Szondi, Peter, 214 , 219 n.49


Tagore, Rabindranath, 141

Takemitsu, Toru, 188

Taruskin, Richard, 99 n.22, 189

Thieme, Ulrich, 20 n.8

Thomson, Virgil, 61

Tiedemann, Rolf, 219 n.47

Timms, Edward, 21 n.20

Tischbein, Johann Heinrich, 203 ;

Goethe at the Window in Rome , 203

Titian, 212

Toch, Ernst, 63 , 68 n.22

Tolstoy, Leo, 165

Trimble, Lester, 175 n.21


Vidal, Paul, 75

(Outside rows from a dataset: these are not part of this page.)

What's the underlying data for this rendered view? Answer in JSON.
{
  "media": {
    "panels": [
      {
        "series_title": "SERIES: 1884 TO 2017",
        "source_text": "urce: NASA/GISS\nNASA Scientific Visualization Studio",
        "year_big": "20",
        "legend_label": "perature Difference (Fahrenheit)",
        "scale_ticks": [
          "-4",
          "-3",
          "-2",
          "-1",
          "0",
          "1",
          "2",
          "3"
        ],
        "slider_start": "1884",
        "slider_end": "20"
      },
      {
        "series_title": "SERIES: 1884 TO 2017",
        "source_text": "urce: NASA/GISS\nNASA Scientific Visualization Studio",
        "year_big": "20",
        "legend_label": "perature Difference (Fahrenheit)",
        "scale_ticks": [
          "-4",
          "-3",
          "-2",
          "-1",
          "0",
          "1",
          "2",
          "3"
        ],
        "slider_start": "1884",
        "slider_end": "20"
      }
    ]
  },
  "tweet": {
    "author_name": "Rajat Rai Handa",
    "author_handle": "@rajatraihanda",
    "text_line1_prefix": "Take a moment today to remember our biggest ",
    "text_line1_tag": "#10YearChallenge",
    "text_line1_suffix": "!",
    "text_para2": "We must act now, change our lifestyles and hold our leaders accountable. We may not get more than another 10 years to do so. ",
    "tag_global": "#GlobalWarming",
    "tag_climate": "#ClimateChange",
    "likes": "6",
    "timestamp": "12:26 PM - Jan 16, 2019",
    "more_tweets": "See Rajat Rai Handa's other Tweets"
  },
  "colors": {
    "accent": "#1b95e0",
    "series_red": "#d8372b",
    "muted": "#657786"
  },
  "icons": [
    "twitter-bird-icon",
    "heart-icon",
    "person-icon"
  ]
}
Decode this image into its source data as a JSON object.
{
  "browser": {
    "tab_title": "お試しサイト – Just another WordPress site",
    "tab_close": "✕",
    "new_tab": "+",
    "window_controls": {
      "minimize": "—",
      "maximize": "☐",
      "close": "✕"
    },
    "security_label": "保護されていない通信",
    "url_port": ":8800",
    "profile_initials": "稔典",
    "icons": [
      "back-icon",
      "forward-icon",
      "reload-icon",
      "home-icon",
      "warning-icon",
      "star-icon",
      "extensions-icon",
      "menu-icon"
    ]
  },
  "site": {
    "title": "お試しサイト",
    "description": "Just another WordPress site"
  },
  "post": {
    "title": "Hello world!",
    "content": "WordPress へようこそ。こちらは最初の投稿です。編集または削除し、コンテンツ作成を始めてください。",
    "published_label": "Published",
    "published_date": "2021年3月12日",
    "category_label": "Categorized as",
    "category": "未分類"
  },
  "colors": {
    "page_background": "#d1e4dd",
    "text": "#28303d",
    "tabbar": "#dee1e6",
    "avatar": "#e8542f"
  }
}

Vielmetti, Nikolaus, 34 n.18

Virgil, 196


Wagner, Cosima, 33 n.6

Wagner, Otto, 12

Wagner, Richard, 4 , 5 , 6 , 7 , 8 , 11 , 14 , 15 , 18 , 19 , 20 n.13, 24 , 26 , 28 , 30 , 43 , 55 n.19, 104 , 164 , 167 , 171 , 173 n.9, 180 , 181 , 182 , 206 ;

Parsifal , 173 n.9

Wallenstein, Alfred, 60

Wason, Robert, 74

Wassermann, Jakob, 31

Weber, William, 173 nn.6, 7

Webern, Anton, 4 , 17 , 22 n.40, 83 , 184 , 185 , 200

Wedekind, Frank, 13 , 107

Weidner, Joseph, 217 n.29

Weigl, Karl, 166


Weill, Kurt, 8

Weininger, Otto, 11 , 29 , 107

Weiss, Peg, xiv , 53 n.7, 54 nn.10, 13, 55 n.16, 56 nn.20, 24, 28, 57 nn.32, 35, 36

Weissweiler, Eva, 109 n.14

Wellesz, Egon, 8 , 100 , 104

Whittall, Arnold, 191

Wickes, Lewis, 109 n.8

Wilde, Oscar, 10 , 14

Wittgenstein, Ludwig, 13 , 197

Wolf, Georg, 54 n.12

Wolf, Hugo, 6 , 164

Wolfskehl, Karl, 53 n.7

Wolin, Richard, 219 n.47

Worbs, Michael, 109 n.8

Wörner, Karl, 158 n.26


Zehme, Albertine, 107 , 110 n.25, 129 n.41

Zemlinsky, Alexander, 4 , 5 , 10 , 11 , 12 , 101 , 122 , 129 n.45, 166 , 183 , 206 , 210

Zillig, Winfried, 145 nn.9, 10

Preferred Citation: Brand, Juliane, and Christopher Hailey, editors. Constructive Dissonance: Arnold Schoenberg and the Transformations of Twentieth-Century Culture. Berkeley:  University of California Press,  c1997 1997.